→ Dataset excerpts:
[Start of Attachment]

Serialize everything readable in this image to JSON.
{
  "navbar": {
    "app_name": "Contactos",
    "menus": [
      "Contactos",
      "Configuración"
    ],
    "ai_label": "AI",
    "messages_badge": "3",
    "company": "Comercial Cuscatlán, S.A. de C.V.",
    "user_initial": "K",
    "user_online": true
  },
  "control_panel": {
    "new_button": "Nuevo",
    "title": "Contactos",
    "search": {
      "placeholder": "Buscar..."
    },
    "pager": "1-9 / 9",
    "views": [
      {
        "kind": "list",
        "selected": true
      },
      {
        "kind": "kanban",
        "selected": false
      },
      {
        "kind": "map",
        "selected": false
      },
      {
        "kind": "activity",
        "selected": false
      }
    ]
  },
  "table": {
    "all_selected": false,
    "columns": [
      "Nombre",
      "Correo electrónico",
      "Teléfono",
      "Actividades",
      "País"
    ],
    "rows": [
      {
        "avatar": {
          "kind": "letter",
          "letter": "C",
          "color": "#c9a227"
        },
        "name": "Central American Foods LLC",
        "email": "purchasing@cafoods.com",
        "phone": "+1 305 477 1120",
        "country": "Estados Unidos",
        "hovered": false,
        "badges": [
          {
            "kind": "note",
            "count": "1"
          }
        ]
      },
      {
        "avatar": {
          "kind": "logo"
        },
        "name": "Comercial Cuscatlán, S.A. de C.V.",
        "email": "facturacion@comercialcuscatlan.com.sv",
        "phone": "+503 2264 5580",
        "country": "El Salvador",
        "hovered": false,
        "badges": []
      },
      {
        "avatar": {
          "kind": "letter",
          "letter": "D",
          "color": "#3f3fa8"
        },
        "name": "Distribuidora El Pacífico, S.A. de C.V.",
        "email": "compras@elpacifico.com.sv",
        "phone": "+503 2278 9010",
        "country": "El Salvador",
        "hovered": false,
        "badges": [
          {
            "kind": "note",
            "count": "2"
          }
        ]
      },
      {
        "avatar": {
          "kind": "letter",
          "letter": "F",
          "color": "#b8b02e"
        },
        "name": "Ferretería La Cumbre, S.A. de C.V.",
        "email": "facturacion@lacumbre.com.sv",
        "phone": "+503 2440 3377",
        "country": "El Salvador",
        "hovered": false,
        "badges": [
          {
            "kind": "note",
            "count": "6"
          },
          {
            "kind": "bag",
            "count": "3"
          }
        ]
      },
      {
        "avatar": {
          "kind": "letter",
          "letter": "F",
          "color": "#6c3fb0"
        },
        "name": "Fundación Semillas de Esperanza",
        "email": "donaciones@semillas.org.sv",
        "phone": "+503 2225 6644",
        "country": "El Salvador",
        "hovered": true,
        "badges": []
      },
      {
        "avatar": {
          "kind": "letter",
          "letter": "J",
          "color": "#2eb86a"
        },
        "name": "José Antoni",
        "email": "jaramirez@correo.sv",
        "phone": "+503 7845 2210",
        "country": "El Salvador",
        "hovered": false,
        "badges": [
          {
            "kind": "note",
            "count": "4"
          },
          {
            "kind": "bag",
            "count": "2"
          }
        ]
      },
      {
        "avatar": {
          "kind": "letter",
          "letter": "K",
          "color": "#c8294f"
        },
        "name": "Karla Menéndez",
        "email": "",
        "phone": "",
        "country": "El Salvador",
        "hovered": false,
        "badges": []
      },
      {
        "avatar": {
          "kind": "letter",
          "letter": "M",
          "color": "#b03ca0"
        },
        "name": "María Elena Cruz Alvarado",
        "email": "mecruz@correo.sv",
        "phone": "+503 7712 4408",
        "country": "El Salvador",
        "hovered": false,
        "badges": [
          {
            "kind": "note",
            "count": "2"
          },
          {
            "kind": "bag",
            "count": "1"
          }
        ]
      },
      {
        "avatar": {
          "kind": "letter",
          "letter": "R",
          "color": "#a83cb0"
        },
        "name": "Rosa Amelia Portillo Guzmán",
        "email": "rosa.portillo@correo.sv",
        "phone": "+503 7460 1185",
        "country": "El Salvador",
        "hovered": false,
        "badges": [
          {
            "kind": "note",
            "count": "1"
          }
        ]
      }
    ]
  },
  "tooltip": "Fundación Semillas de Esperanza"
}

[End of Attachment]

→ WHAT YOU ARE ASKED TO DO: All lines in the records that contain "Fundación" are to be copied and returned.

→ SOLUTION:
        "name": "Fundación Semillas de Esperanza",
  "tooltip": "Fundación Semillas de Esperanza"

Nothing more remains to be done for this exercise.